Joshua Richter, MD, gives an overview of treatment options in multiple myeloma and factors that influence treatment decisions.
Joshua Richter, MD: Hello, my name is Dr Joshua Richter. I’m an associate professor of medicine at the Tisch Cancer Institute Icahn School of Medicine at Mount Sinai, and the director of myeloma at the Blavatnik Family Chelsea Medical Center at Mount Sinai. I’d like to welcome you to this CancerNetwork® event entitled “Using Selinexor in Patients With Relapsed and Refractory Multiple Myeloma.”
When we think about patients with myeloma, we group them into 2 categories: newly diagnosed, and relapsed and refractory multiple myeloma. In the newly diagnosed setting, we have a variety of different treatment options, many of which in the United States all revolve around a base of VRd, Velcade [bortezomib], Revlimid [lenalidomide], and dexamethasone. Although there are a variety of options within there, including substituting Kyprolis [carfilzomib] for bortezomib, or cyclophosphamide for lenalidomide.
But once patients go beyond their front line, they enter into the realm of relapsed and refractory multiple myeloma, and we seek a variety of different options. Initially, in the early phases of therapy in the relapsed setting, we use different classes of agents, such as the IMiDs, immunomodulatory drugs, like lenalidomide and pomalidomide; or proteasome inhibitors, like bortezomib and carfilzomib; or CD38 antibodies, like daratumumab and isatuximab.

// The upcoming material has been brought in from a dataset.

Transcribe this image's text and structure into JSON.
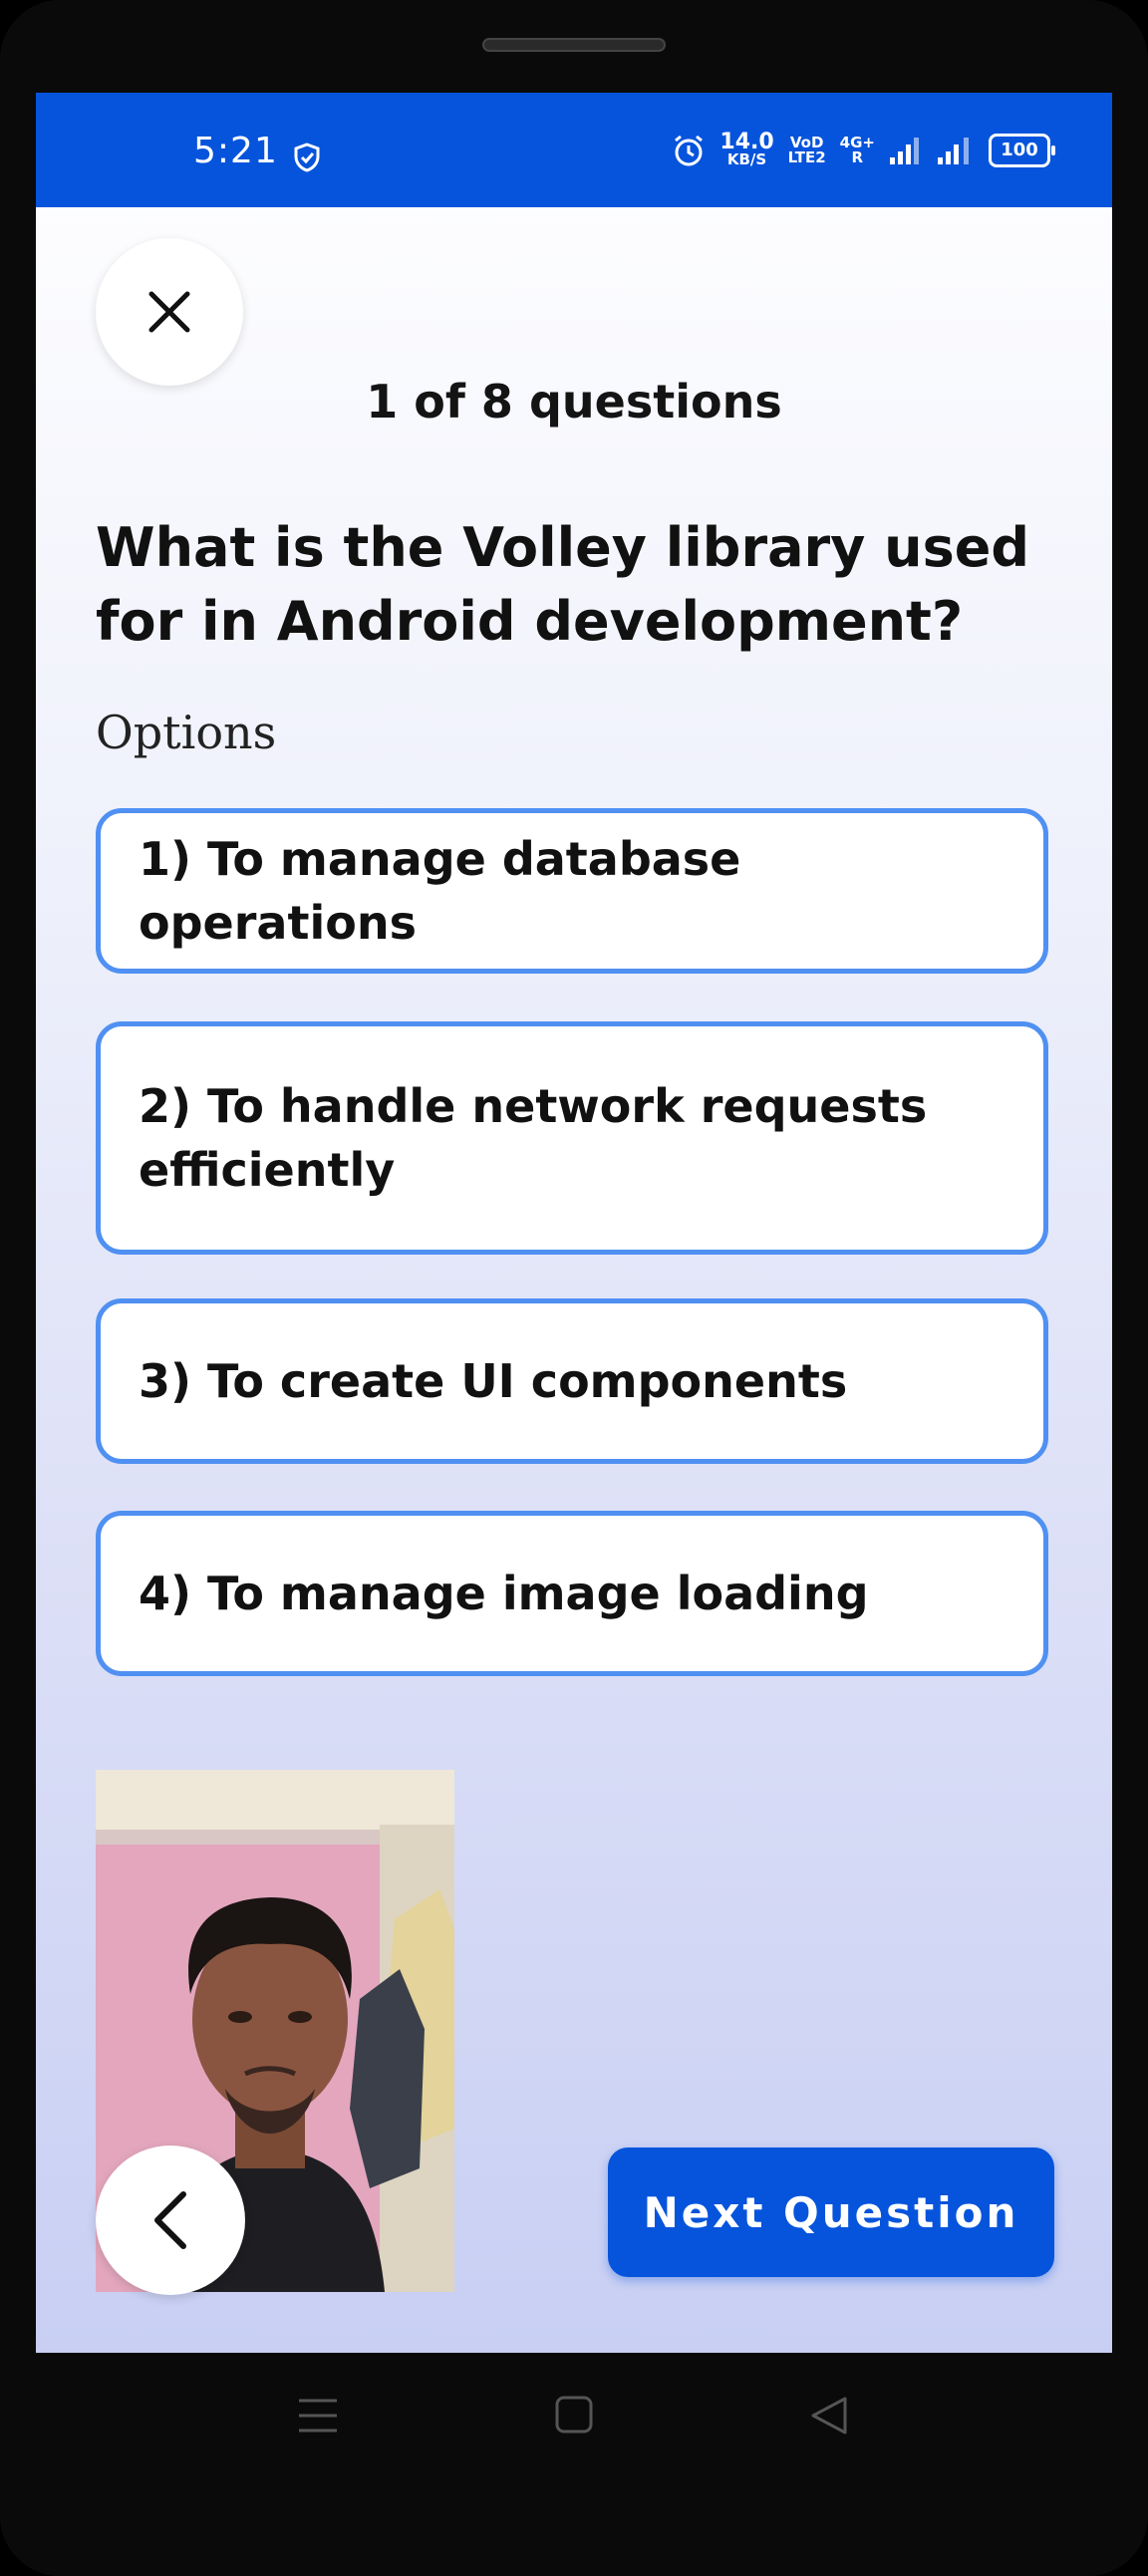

Once we get beyond the initial lines of therapy, we look to other mechanisms of action, including selective inhibitors of nuclear export, like selinexor, as well as some of our BCMA-targeted therapies, like bispecific antibodies and CAR [chimeric antigen receptor] T-cell therapy.
In multiple myeloma, there’s no clear optimal path for every single patient. We must figure out a variety of factors to choose which therapy or combination of therapies are going to be the best. In general multiple myeloma, we use 3 factors to determine this: patient-related factors, disease-related factors, and treatment-related factors. Patient-related factors include age, frailty, and comorbidities. We look at disease-related factors. How aggressive is the disease? Is it relapsing quickly or slowly? Is there extramedullary disease? Is there CNS [central nervous system] involvement? Are there high-risk cytogenetics? And for treatment-related factors, what therapies has the patient had before? What therapies are they refractory to? Which ones did they respond well to, or not well to? With which therapies do they have ongoing residual toxicities? For example, if we think about a patient who receives an IMiD, a drug like lenalidomide, and progresses rather quickly, my next line of therapy is not likely going to rely solely on pomalidomide, another drug within that class. I’m going to look to switch classes to get a better response to therapy.
Transcript edited for clarity.